» Exercise data
——————

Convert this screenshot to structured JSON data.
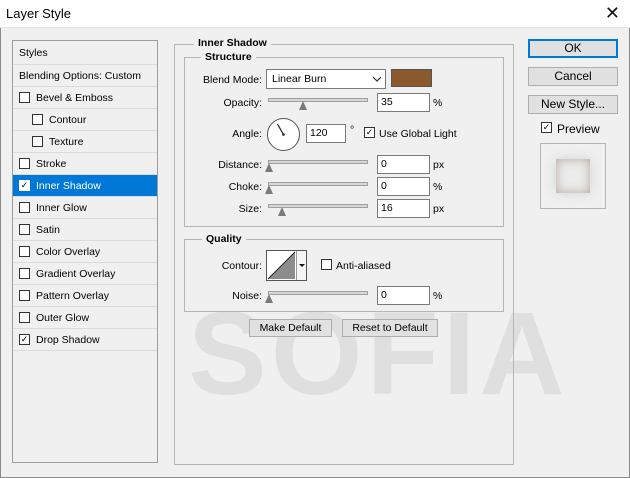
{
  "window": {
    "title": "Layer Style",
    "close_icon": "close-icon"
  },
  "left_list": {
    "styles_header": "Styles",
    "blending_options": "Blending Options: Custom",
    "items": [
      {
        "label": "Bevel & Emboss",
        "checked": false
      },
      {
        "label": "Contour",
        "checked": false
      },
      {
        "label": "Texture",
        "checked": false
      },
      {
        "label": "Stroke",
        "checked": false
      },
      {
        "label": "Inner Shadow",
        "checked": true
      },
      {
        "label": "Inner Glow",
        "checked": false
      },
      {
        "label": "Satin",
        "checked": false
      },
      {
        "label": "Color Overlay",
        "checked": false
      },
      {
        "label": "Gradient Overlay",
        "checked": false
      },
      {
        "label": "Pattern Overlay",
        "checked": false
      },
      {
        "label": "Outer Glow",
        "checked": false
      },
      {
        "label": "Drop Shadow",
        "checked": true
      }
    ]
  },
  "inner_shadow": {
    "section_title": "Inner Shadow",
    "structure": {
      "title": "Structure",
      "blend_mode_label": "Blend Mode:",
      "blend_mode_value": "Linear Burn",
      "blend_color": "#8a5a2e",
      "opacity_label": "Opacity:",
      "opacity_value": "35",
      "opacity_unit": "%",
      "opacity_level": 0.35,
      "angle_label": "Angle:",
      "angle_value": "120",
      "angle_unit": "°",
      "use_global_light_label": "Use Global Light",
      "use_global_light_checked": true,
      "distance_label": "Distance:",
      "distance_value": "0",
      "distance_unit": "px",
      "choke_label": "Choke:",
      "choke_value": "0",
      "choke_unit": "%",
      "size_label": "Size:",
      "size_value": "16",
      "size_unit": "px"
    },
    "quality": {
      "title": "Quality",
      "contour_label": "Contour:",
      "anti_aliased_label": "Anti-aliased",
      "anti_aliased_checked": false,
      "noise_label": "Noise:",
      "noise_value": "0",
      "noise_unit": "%"
    },
    "make_default": "Make Default",
    "reset_to_default": "Reset to Default"
  },
  "right_panel": {
    "ok": "OK",
    "cancel": "Cancel",
    "new_style": "New Style...",
    "preview_label": "Preview",
    "preview_checked": true
  },
  "watermark": "SOFIA",
  "colors": {
    "selected": "#0078d7",
    "accent_border": "#0078d7"
  }
}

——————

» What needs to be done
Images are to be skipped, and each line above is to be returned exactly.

» The answer
Convert this screenshot to structured JSON data.
{
  "window": {
    "title": "Layer Style",
    "close_icon": "close-icon"
  },
  "left_list": {
    "styles_header": "Styles",
    "blending_options": "Blending Options: Custom",
    "items": [
      {
        "label": "Bevel & Emboss",
        "checked": false
      },
      {
        "label": "Contour",
        "checked": false
      },
      {
        "label": "Texture",
        "checked": false
      },
      {
        "label": "Stroke",
        "checked": false
      },
      {
        "label": "Inner Shadow",
        "checked": true
      },
      {
        "label": "Inner Glow",
        "checked": false
      },
      {
        "label": "Satin",
        "checked": false
      },
      {
        "label": "Color Overlay",
        "checked": false
      },
      {
        "label": "Gradient Overlay",
        "checked": false
      },
      {
        "label": "Pattern Overlay",
        "checked": false
      },
      {
        "label": "Outer Glow",
        "checked": false
      },
      {
        "label": "Drop Shadow",
        "checked": true
      }
    ]
  },
  "inner_shadow": {
    "section_title": "Inner Shadow",
    "structure": {
      "title": "Structure",
      "blend_mode_label": "Blend Mode:",
      "blend_mode_value": "Linear Burn",
      "blend_color": "#8a5a2e",
      "opacity_label": "Opacity:",
      "opacity_value": "35",
      "opacity_unit": "%",
      "opacity_level": 0.35,
      "angle_label": "Angle:",
      "angle_value": "120",
      "angle_unit": "°",
      "use_global_light_label": "Use Global Light",
      "use_global_light_checked": true,
      "distance_label": "Distance:",
      "distance_value": "0",
      "distance_unit": "px",
      "choke_label": "Choke:",
      "choke_value": "0",
      "choke_unit": "%",
      "size_label": "Size:",
      "size_value": "16",
      "size_unit": "px"
    },
    "quality": {
      "title": "Quality",
      "contour_label": "Contour:",
      "anti_aliased_label": "Anti-aliased",
      "anti_aliased_checked": false,
      "noise_label": "Noise:",
      "noise_value": "0",
      "noise_unit": "%"
    },
    "make_default": "Make Default",
    "reset_to_default": "Reset to Default"
  },
  "right_panel": {
    "ok": "OK",
    "cancel": "Cancel",
    "new_style": "New Style...",
    "preview_label": "Preview",
    "preview_checked": true
  },
  "watermark": "SOFIA",
  "colors": {
    "selected": "#0078d7",
    "accent_border": "#0078d7"
  }
}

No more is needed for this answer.